Lines with the word "highlighter": copy all of them from the entries below.
[Opening PROVIDED INFORMATION section]
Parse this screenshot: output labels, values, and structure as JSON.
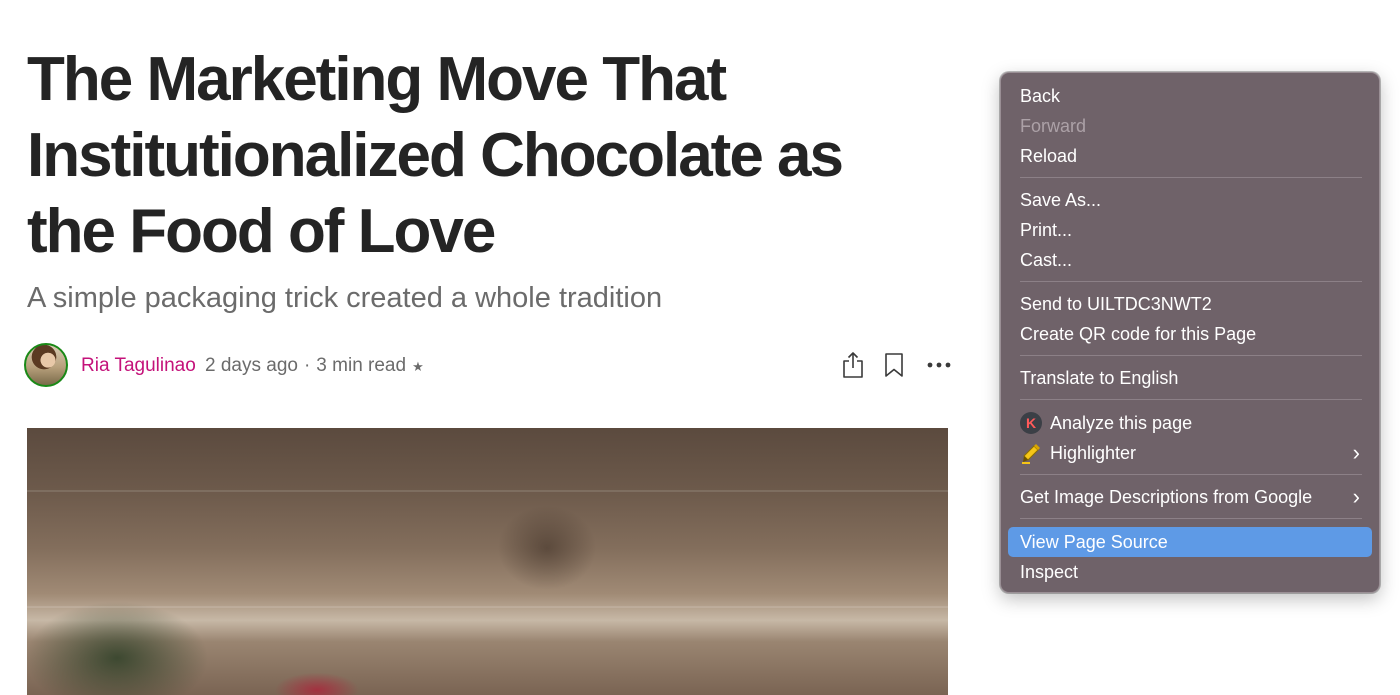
{
  "article": {
    "title": "The Marketing Move That Institutionalized Chocolate as the Food of Love",
    "subtitle": "A simple packaging trick created a whole tradition",
    "author": "Ria Tagulinao",
    "published": "2 days ago",
    "separator": "·",
    "read_time": "3 min read",
    "star": "★"
  },
  "icons": {
    "share": "share-icon",
    "bookmark": "bookmark-icon",
    "more": "more-icon",
    "analyze": "k-logo-icon",
    "highlighter": "highlighter-icon",
    "submenu": "chevron-right-icon"
  },
  "context_menu": {
    "back": "Back",
    "forward": "Forward",
    "reload": "Reload",
    "save_as": "Save As...",
    "print": "Print...",
    "cast": "Cast...",
    "send_to": "Send to UILTDC3NWT2",
    "qr_code": "Create QR code for this Page",
    "translate": "Translate to English",
    "analyze": "Analyze this page",
    "highlighter": "Highlighter",
    "image_descriptions": "Get Image Descriptions from Google",
    "view_source": "View Page Source",
    "inspect": "Inspect",
    "chevron": "›",
    "analyze_icon_letter": "K"
  },
  "colors": {
    "author": "#c4127a",
    "menu_background": "#6f6269",
    "menu_highlight": "#5e9ae6",
    "text_primary": "#242424",
    "text_secondary": "#6b6b6b"
  }
}
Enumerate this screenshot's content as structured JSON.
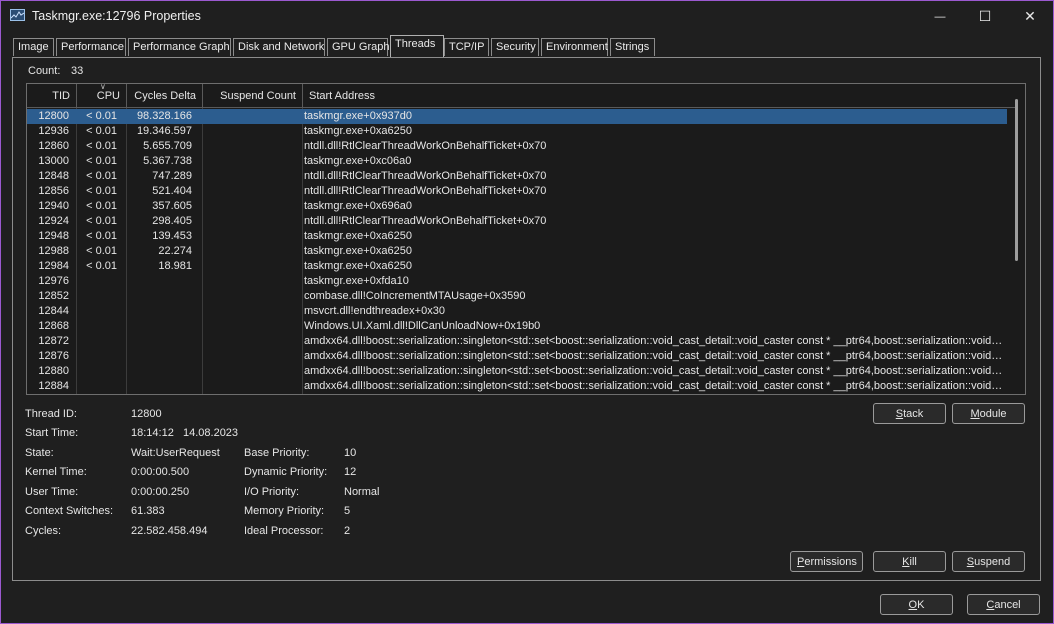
{
  "window": {
    "title": "Taskmgr.exe:12796 Properties",
    "accent_border": "#9b59d0",
    "minimize_glyph": "—",
    "maximize_glyph": "☐",
    "close_glyph": "✕"
  },
  "tabs": [
    {
      "label": "Image"
    },
    {
      "label": "Performance"
    },
    {
      "label": "Performance Graph"
    },
    {
      "label": "Disk and Network"
    },
    {
      "label": "GPU Graph"
    },
    {
      "label": "Threads"
    },
    {
      "label": "TCP/IP"
    },
    {
      "label": "Security"
    },
    {
      "label": "Environment"
    },
    {
      "label": "Strings"
    }
  ],
  "active_tab": "Threads",
  "count": {
    "label": "Count:",
    "value": "33"
  },
  "columns": {
    "tid": "TID",
    "cpu": "CPU",
    "cycles": "Cycles Delta",
    "suspend": "Suspend Count",
    "address": "Start Address"
  },
  "threads": [
    {
      "tid": "12800",
      "cpu": "< 0.01",
      "cycles": "98.328.166",
      "address": "taskmgr.exe+0x937d0"
    },
    {
      "tid": "12936",
      "cpu": "< 0.01",
      "cycles": "19.346.597",
      "address": "taskmgr.exe+0xa6250"
    },
    {
      "tid": "12860",
      "cpu": "< 0.01",
      "cycles": "5.655.709",
      "address": "ntdll.dll!RtlClearThreadWorkOnBehalfTicket+0x70"
    },
    {
      "tid": "13000",
      "cpu": "< 0.01",
      "cycles": "5.367.738",
      "address": "taskmgr.exe+0xc06a0"
    },
    {
      "tid": "12848",
      "cpu": "< 0.01",
      "cycles": "747.289",
      "address": "ntdll.dll!RtlClearThreadWorkOnBehalfTicket+0x70"
    },
    {
      "tid": "12856",
      "cpu": "< 0.01",
      "cycles": "521.404",
      "address": "ntdll.dll!RtlClearThreadWorkOnBehalfTicket+0x70"
    },
    {
      "tid": "12940",
      "cpu": "< 0.01",
      "cycles": "357.605",
      "address": "taskmgr.exe+0x696a0"
    },
    {
      "tid": "12924",
      "cpu": "< 0.01",
      "cycles": "298.405",
      "address": "ntdll.dll!RtlClearThreadWorkOnBehalfTicket+0x70"
    },
    {
      "tid": "12948",
      "cpu": "< 0.01",
      "cycles": "139.453",
      "address": "taskmgr.exe+0xa6250"
    },
    {
      "tid": "12988",
      "cpu": "< 0.01",
      "cycles": "22.274",
      "address": "taskmgr.exe+0xa6250"
    },
    {
      "tid": "12984",
      "cpu": "< 0.01",
      "cycles": "18.981",
      "address": "taskmgr.exe+0xa6250"
    },
    {
      "tid": "12976",
      "cpu": "",
      "cycles": "",
      "address": "taskmgr.exe+0xfda10"
    },
    {
      "tid": "12852",
      "cpu": "",
      "cycles": "",
      "address": "combase.dll!CoIncrementMTAUsage+0x3590"
    },
    {
      "tid": "12844",
      "cpu": "",
      "cycles": "",
      "address": "msvcrt.dll!endthreadex+0x30"
    },
    {
      "tid": "12868",
      "cpu": "",
      "cycles": "",
      "address": "Windows.UI.Xaml.dll!DllCanUnloadNow+0x19b0"
    },
    {
      "tid": "12872",
      "cpu": "",
      "cycles": "",
      "address": "amdxx64.dll!boost::serialization::singleton<std::set<boost::serialization::void_cast_detail::void_caster const * __ptr64,boost::serialization::void_cast..."
    },
    {
      "tid": "12876",
      "cpu": "",
      "cycles": "",
      "address": "amdxx64.dll!boost::serialization::singleton<std::set<boost::serialization::void_cast_detail::void_caster const * __ptr64,boost::serialization::void_cast..."
    },
    {
      "tid": "12880",
      "cpu": "",
      "cycles": "",
      "address": "amdxx64.dll!boost::serialization::singleton<std::set<boost::serialization::void_cast_detail::void_caster const * __ptr64,boost::serialization::void_cast..."
    },
    {
      "tid": "12884",
      "cpu": "",
      "cycles": "",
      "address": "amdxx64.dll!boost::serialization::singleton<std::set<boost::serialization::void_cast_detail::void_caster const * __ptr64,boost::serialization::void_cast..."
    }
  ],
  "selected_tid": "12800",
  "selection_color": "#2c5d8f",
  "details": {
    "thread_id": {
      "label": "Thread ID:",
      "value": "12800"
    },
    "start_time": {
      "label": "Start Time:",
      "value": "18:14:12   14.08.2023"
    },
    "state": {
      "label": "State:",
      "value": "Wait:UserRequest"
    },
    "kernel_time": {
      "label": "Kernel Time:",
      "value": "0:00:00.500"
    },
    "user_time": {
      "label": "User Time:",
      "value": "0:00:00.250"
    },
    "context_switches": {
      "label": "Context Switches:",
      "value": "61.383"
    },
    "cycles": {
      "label": "Cycles:",
      "value": "22.582.458.494"
    },
    "base_priority": {
      "label": "Base Priority:",
      "value": "10"
    },
    "dynamic_priority": {
      "label": "Dynamic Priority:",
      "value": "12"
    },
    "io_priority": {
      "label": "I/O Priority:",
      "value": "Normal"
    },
    "memory_priority": {
      "label": "Memory Priority:",
      "value": "5"
    },
    "ideal_processor": {
      "label": "Ideal Processor:",
      "value": "2"
    }
  },
  "buttons": {
    "stack": {
      "mnemonic": "S",
      "rest": "tack"
    },
    "module": {
      "mnemonic": "M",
      "rest": "odule"
    },
    "permissions": {
      "mnemonic": "P",
      "rest": "ermissions"
    },
    "kill": {
      "mnemonic": "K",
      "rest": "ill"
    },
    "suspend": {
      "mnemonic": "S",
      "rest": "uspend"
    },
    "ok": {
      "mnemonic": "O",
      "rest": "K"
    },
    "cancel": {
      "mnemonic": "C",
      "rest": "ancel"
    }
  }
}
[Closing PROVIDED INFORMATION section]
- _EXERCISE RESULT_
    "highlighter": "highlighter-icon",
    "highlighter": "Highlighter",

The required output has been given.